*What the task asks*:
Examine each line of the data. Copy the line if it includes the word "Saturday".

══ Record excerpts ══

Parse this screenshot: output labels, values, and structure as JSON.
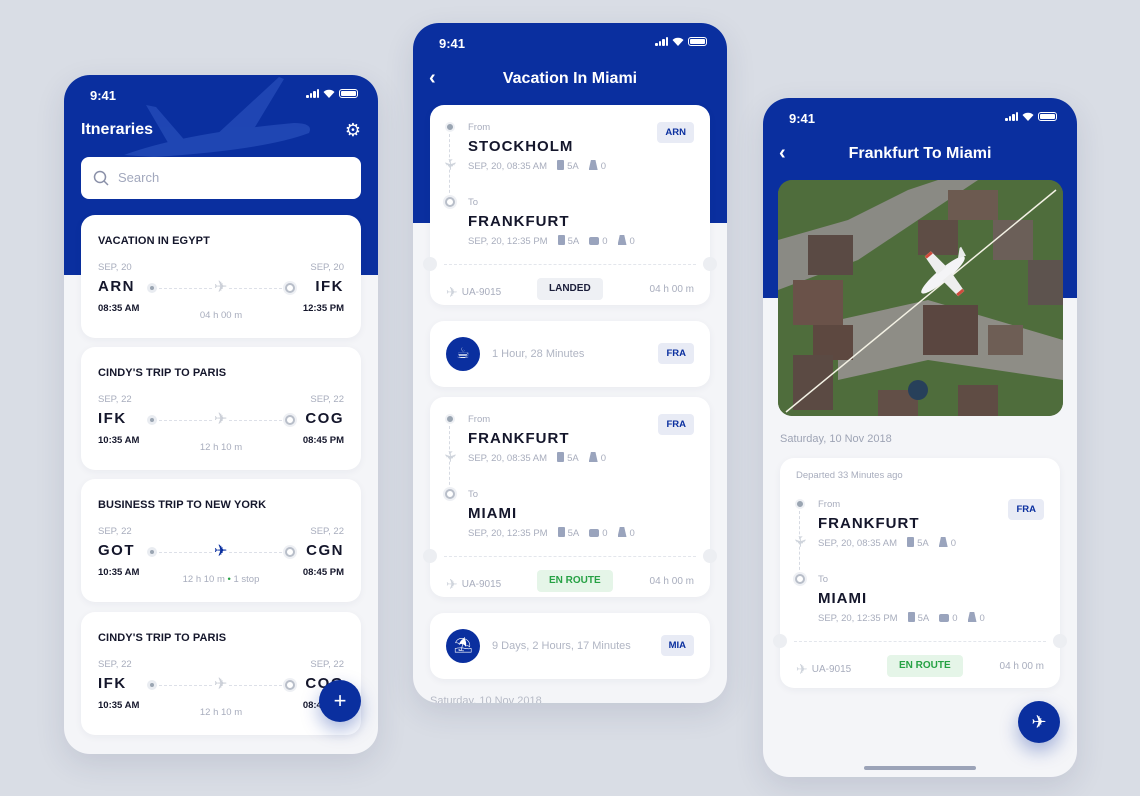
{
  "colors": {
    "brand": "#0a2f9f",
    "background": "#d9dde5",
    "success": "#26a144"
  },
  "status_bar": {
    "time": "9:41"
  },
  "screen1": {
    "title": "Itneraries",
    "search_placeholder": "Search",
    "icons": {
      "settings": "gear-icon",
      "search": "search-icon",
      "fab": "plus-icon"
    },
    "itineraries": [
      {
        "title": "VACATION IN EGYPT",
        "from_date": "SEP, 20",
        "to_date": "SEP, 20",
        "from_code": "ARN",
        "to_code": "IFK",
        "from_time": "08:35 AM",
        "to_time": "12:35 PM",
        "duration": "04 h 00 m",
        "stops": "",
        "active": false
      },
      {
        "title": "CINDY'S TRIP TO PARIS",
        "from_date": "SEP, 22",
        "to_date": "SEP, 22",
        "from_code": "IFK",
        "to_code": "COG",
        "from_time": "10:35 AM",
        "to_time": "08:45 PM",
        "duration": "12 h 10 m",
        "stops": "",
        "active": false
      },
      {
        "title": "BUSINESS TRIP TO NEW YORK",
        "from_date": "SEP, 22",
        "to_date": "SEP, 22",
        "from_code": "GOT",
        "to_code": "CGN",
        "from_time": "10:35 AM",
        "to_time": "08:45 PM",
        "duration": "12 h 10 m",
        "stops": "1 stop",
        "active": true
      },
      {
        "title": "CINDY'S TRIP TO PARIS",
        "from_date": "SEP, 22",
        "to_date": "SEP, 22",
        "from_code": "IFK",
        "to_code": "COG",
        "from_time": "10:35 AM",
        "to_time": "08:45 PM",
        "duration": "12 h 10 m",
        "stops": "",
        "active": false
      }
    ]
  },
  "screen2": {
    "title": "Vacation In Miami",
    "flight1": {
      "from_label": "From",
      "from_city": "STOCKHOLM",
      "from_meta": "SEP, 20, 08:35 AM",
      "from_gate": "5A",
      "from_road": "0",
      "badge": "ARN",
      "to_label": "To",
      "to_city": "FRANKFURT",
      "to_meta": "SEP, 20, 12:35 PM",
      "to_gate": "5A",
      "to_bag": "0",
      "to_road": "0",
      "flight_no": "UA-9015",
      "status": "LANDED",
      "duration": "04 h 00 m"
    },
    "layover1": {
      "text": "1 Hour, 28 Minutes",
      "badge": "FRA",
      "icon": "coffee-icon"
    },
    "flight2": {
      "from_label": "From",
      "from_city": "FRANKFURT",
      "from_meta": "SEP, 20, 08:35 AM",
      "from_gate": "5A",
      "from_road": "0",
      "badge": "FRA",
      "to_label": "To",
      "to_city": "MIAMI",
      "to_meta": "SEP, 20, 12:35 PM",
      "to_gate": "5A",
      "to_bag": "0",
      "to_road": "0",
      "flight_no": "UA-9015",
      "status": "EN ROUTE",
      "duration": "04 h 00 m"
    },
    "layover2": {
      "text": "9 Days, 2 Hours, 17 Minutes",
      "badge": "MIA",
      "icon": "beach-icon"
    },
    "footer_date": "Saturday, 10 Nov 2018"
  },
  "screen3": {
    "title": "Frankfurt To Miami",
    "date": "Saturday, 10 Nov 2018",
    "departed": "Departed 33 Minutes ago",
    "flight": {
      "from_label": "From",
      "from_city": "FRANKFURT",
      "from_meta": "SEP, 20, 08:35 AM",
      "from_gate": "5A",
      "from_road": "0",
      "badge": "FRA",
      "to_label": "To",
      "to_city": "MIAMI",
      "to_meta": "SEP, 20, 12:35 PM",
      "to_gate": "5A",
      "to_bag": "0",
      "to_road": "0",
      "flight_no": "UA-9015",
      "status": "EN ROUTE",
      "duration": "04 h 00 m"
    }
  }
}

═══

*Your solution*:
    "footer_date": "Saturday, 10 Nov 2018"
    "date": "Saturday, 10 Nov 2018",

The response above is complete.